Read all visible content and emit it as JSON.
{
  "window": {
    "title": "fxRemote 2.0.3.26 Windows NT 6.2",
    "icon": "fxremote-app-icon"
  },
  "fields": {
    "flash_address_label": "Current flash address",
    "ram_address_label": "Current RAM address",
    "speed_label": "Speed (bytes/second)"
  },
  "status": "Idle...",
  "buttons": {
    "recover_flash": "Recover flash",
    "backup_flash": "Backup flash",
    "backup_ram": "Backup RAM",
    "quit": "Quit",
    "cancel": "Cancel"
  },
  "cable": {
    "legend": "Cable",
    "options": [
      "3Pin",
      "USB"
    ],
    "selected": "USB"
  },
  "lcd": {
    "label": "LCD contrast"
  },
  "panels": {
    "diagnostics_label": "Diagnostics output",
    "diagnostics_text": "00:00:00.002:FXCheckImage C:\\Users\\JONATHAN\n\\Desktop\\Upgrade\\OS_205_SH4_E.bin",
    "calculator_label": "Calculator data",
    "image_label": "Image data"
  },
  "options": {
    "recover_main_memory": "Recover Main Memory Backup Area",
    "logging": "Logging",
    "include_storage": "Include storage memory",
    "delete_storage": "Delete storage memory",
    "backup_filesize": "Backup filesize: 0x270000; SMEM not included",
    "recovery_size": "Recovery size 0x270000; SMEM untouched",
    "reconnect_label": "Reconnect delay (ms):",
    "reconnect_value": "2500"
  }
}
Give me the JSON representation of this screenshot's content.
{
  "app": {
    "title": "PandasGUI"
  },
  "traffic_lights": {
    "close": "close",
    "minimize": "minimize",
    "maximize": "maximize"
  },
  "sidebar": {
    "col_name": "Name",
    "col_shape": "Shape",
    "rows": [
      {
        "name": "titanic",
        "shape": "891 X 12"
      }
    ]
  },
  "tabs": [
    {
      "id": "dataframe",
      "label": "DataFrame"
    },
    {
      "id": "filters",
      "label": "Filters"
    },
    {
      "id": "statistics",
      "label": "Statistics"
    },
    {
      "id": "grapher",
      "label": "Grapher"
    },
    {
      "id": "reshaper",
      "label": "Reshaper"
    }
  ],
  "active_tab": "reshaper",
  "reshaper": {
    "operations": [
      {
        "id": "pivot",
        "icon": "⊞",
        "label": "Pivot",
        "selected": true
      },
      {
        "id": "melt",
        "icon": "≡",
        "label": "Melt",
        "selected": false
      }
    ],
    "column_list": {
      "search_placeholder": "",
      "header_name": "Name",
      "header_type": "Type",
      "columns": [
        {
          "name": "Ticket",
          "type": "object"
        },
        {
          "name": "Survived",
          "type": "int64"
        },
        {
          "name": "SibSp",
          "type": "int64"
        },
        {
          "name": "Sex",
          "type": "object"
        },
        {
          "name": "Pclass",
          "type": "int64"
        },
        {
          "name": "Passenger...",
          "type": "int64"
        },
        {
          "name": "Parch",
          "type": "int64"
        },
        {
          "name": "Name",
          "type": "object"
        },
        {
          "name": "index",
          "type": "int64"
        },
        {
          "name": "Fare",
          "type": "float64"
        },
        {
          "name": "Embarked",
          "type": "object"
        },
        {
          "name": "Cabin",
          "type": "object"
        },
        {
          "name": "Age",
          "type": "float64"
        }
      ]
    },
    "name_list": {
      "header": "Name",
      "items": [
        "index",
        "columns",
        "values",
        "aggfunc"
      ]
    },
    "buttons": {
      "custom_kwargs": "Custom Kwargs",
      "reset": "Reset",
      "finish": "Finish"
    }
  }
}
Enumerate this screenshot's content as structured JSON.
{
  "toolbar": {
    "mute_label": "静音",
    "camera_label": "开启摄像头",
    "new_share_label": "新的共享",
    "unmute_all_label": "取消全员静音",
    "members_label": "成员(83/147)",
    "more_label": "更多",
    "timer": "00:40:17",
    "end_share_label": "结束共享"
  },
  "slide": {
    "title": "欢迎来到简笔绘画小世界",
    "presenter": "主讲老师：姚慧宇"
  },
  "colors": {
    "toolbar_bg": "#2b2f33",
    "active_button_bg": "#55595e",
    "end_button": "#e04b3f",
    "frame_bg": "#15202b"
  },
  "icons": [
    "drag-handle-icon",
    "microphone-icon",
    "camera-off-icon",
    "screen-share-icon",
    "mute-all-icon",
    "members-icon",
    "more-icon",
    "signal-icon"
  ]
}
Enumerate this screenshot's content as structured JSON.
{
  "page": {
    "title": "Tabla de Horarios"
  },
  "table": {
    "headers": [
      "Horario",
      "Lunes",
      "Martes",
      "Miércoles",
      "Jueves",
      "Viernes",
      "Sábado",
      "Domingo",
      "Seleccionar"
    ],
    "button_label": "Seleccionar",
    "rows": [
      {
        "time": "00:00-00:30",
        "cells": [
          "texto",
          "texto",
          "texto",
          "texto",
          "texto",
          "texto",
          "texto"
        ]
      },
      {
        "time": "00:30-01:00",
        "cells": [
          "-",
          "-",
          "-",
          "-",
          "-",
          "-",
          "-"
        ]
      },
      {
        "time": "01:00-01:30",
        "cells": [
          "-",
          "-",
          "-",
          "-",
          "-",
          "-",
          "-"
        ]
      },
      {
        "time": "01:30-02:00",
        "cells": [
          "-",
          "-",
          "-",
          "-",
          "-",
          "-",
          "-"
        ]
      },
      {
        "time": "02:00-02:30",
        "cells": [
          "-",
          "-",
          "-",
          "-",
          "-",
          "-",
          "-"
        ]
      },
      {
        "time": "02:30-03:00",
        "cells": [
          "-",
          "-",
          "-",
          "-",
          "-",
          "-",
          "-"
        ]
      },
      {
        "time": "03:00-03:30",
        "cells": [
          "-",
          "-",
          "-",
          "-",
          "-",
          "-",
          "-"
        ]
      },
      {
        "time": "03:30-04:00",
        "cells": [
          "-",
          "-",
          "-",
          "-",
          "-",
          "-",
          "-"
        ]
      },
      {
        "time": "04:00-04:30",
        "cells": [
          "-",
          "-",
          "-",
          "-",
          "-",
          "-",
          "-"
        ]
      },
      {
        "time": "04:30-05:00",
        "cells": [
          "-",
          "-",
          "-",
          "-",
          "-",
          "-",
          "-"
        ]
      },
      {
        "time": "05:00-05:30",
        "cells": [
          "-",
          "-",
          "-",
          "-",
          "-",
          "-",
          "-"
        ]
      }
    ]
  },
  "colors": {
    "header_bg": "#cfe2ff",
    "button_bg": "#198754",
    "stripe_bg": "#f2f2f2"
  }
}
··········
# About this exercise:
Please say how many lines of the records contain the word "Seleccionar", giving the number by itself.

# Expected output:
2